▶ **What this task involves**: Give back every entry exactly; drop the pictures.

▶ **Records for the exercise**:

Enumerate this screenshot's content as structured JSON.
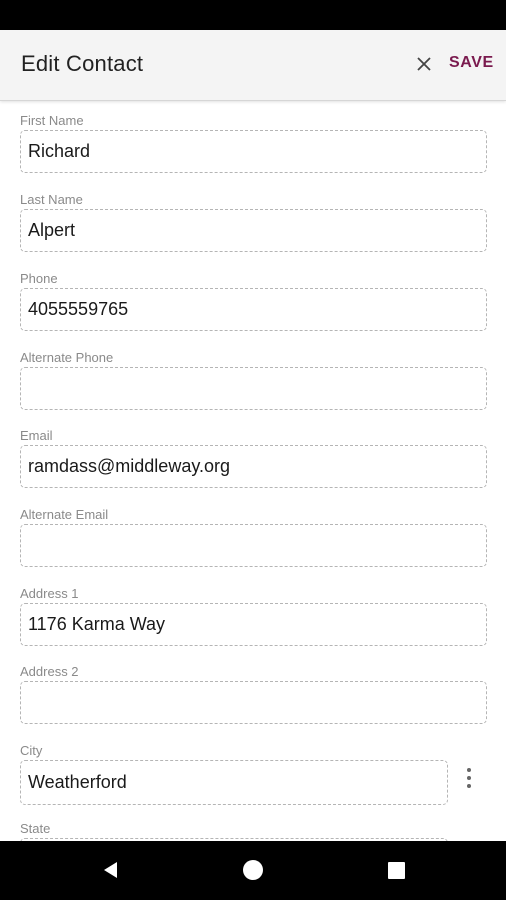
{
  "header": {
    "title": "Edit Contact",
    "close_icon": "close-icon",
    "save_label": "SAVE",
    "accent_color": "#7a1a4e"
  },
  "fields": {
    "first_name": {
      "label": "First Name",
      "value": "Richard"
    },
    "last_name": {
      "label": "Last Name",
      "value": "Alpert"
    },
    "phone": {
      "label": "Phone",
      "value": "4055559765"
    },
    "alt_phone": {
      "label": "Alternate Phone",
      "value": ""
    },
    "email": {
      "label": "Email",
      "value": "ramdass@middleway.org"
    },
    "alt_email": {
      "label": "Alternate Email",
      "value": ""
    },
    "address1": {
      "label": "Address 1",
      "value": "1176 Karma Way"
    },
    "address2": {
      "label": "Address 2",
      "value": ""
    },
    "city": {
      "label": "City",
      "value": "Weatherford"
    },
    "state": {
      "label": "State",
      "value": ""
    }
  },
  "icons": {
    "more": "more-vert-icon",
    "back": "back-triangle-icon",
    "home": "home-circle-icon",
    "recents": "recents-square-icon"
  }
}
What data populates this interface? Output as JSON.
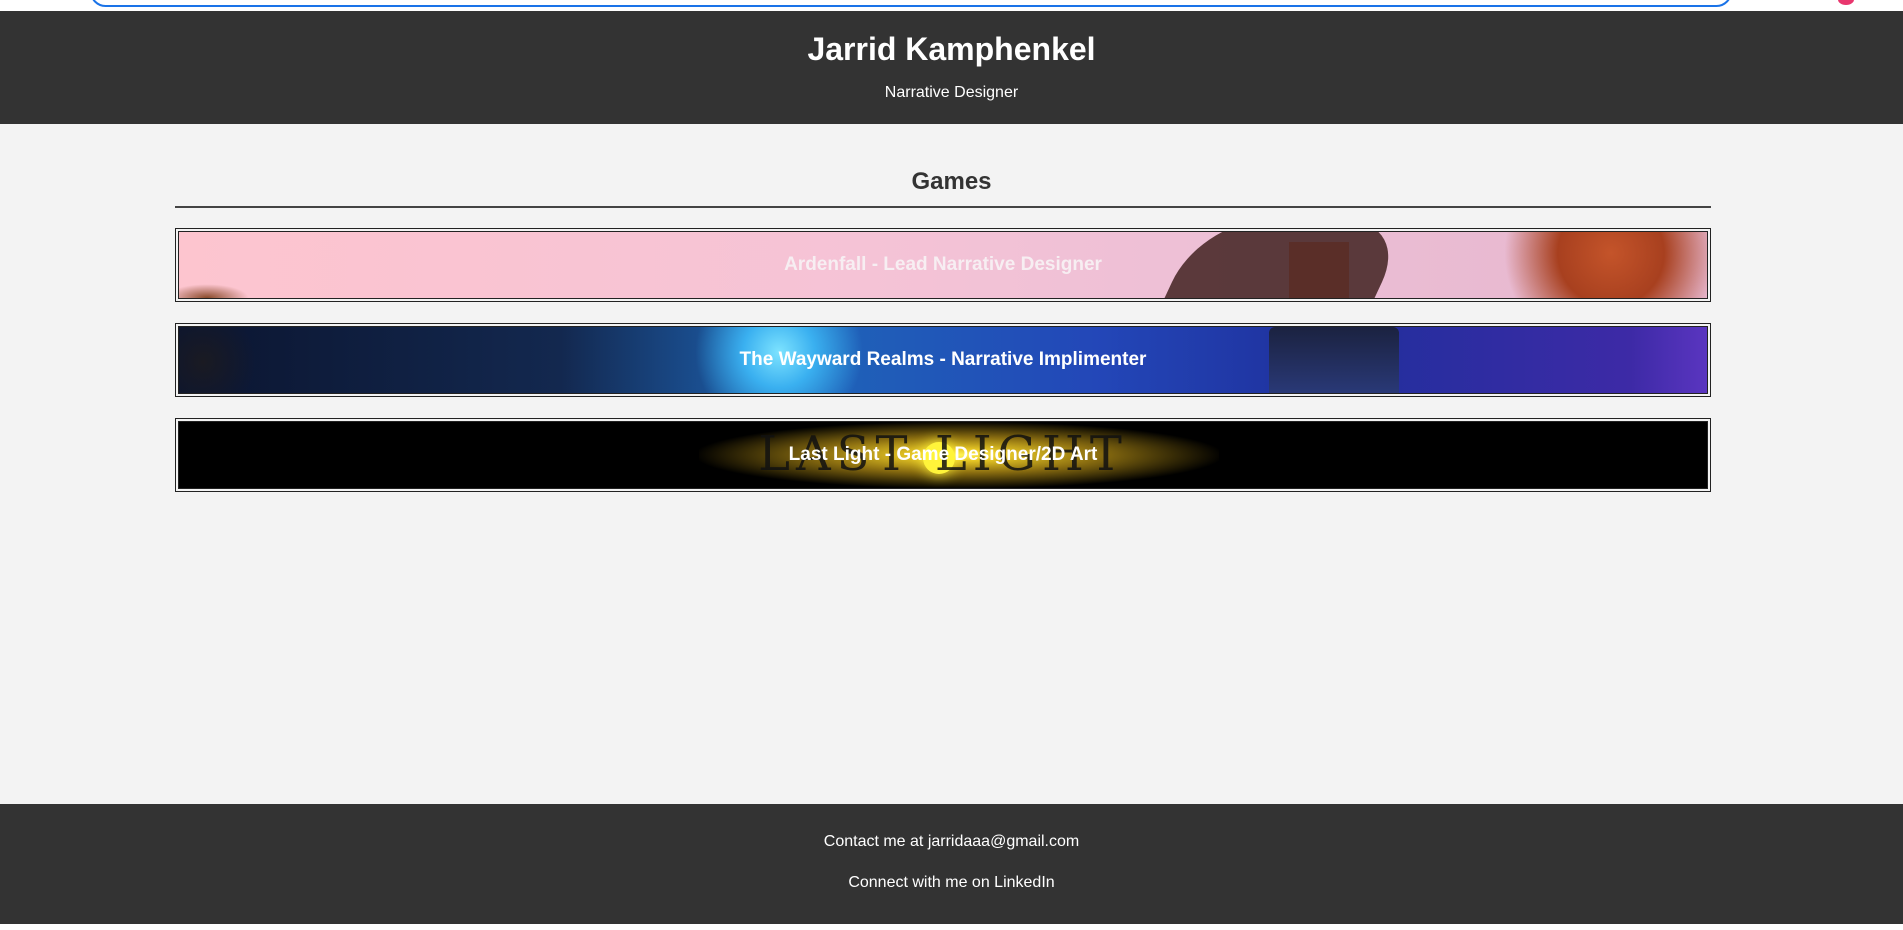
{
  "header": {
    "name": "Jarrid Kamphenkel",
    "role": "Narrative Designer"
  },
  "games_section": {
    "title": "Games",
    "items": [
      {
        "label": "Ardenfall - Lead Narrative Designer"
      },
      {
        "label": "The Wayward Realms - Narrative Implimenter"
      },
      {
        "label": "Last Light - Game Designer/2D Art",
        "logo_text": "LAST LIGHT"
      }
    ]
  },
  "footer": {
    "contact": "Contact me at jarridaaa@gmail.com",
    "linkedin_prefix": "Connect with me on ",
    "linkedin_link": "LinkedIn"
  },
  "colors": {
    "header_bg": "#333333",
    "page_bg": "#f3f3f3",
    "footer_bg": "#333333"
  }
}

▶ **Response to the exercise**:
Enumerate this screenshot's content as structured JSON.
{
  "header": {
    "title": "Edit Contact",
    "close_icon": "close-icon",
    "save_label": "SAVE",
    "accent_color": "#7a1a4e"
  },
  "fields": {
    "first_name": {
      "label": "First Name",
      "value": "Richard"
    },
    "last_name": {
      "label": "Last Name",
      "value": "Alpert"
    },
    "phone": {
      "label": "Phone",
      "value": "4055559765"
    },
    "alt_phone": {
      "label": "Alternate Phone",
      "value": ""
    },
    "email": {
      "label": "Email",
      "value": "ramdass@middleway.org"
    },
    "alt_email": {
      "label": "Alternate Email",
      "value": ""
    },
    "address1": {
      "label": "Address 1",
      "value": "1176 Karma Way"
    },
    "address2": {
      "label": "Address 2",
      "value": ""
    },
    "city": {
      "label": "City",
      "value": "Weatherford"
    },
    "state": {
      "label": "State",
      "value": ""
    }
  },
  "icons": {
    "more": "more-vert-icon",
    "back": "back-triangle-icon",
    "home": "home-circle-icon",
    "recents": "recents-square-icon"
  }
}
What data populates this interface? Output as JSON.
{
  "header": {
    "name": "Jarrid Kamphenkel",
    "role": "Narrative Designer"
  },
  "games_section": {
    "title": "Games",
    "items": [
      {
        "label": "Ardenfall - Lead Narrative Designer"
      },
      {
        "label": "The Wayward Realms - Narrative Implimenter"
      },
      {
        "label": "Last Light - Game Designer/2D Art",
        "logo_text": "LAST LIGHT"
      }
    ]
  },
  "footer": {
    "contact": "Contact me at jarridaaa@gmail.com",
    "linkedin_prefix": "Connect with me on ",
    "linkedin_link": "LinkedIn"
  },
  "colors": {
    "header_bg": "#333333",
    "page_bg": "#f3f3f3",
    "footer_bg": "#333333"
  }
}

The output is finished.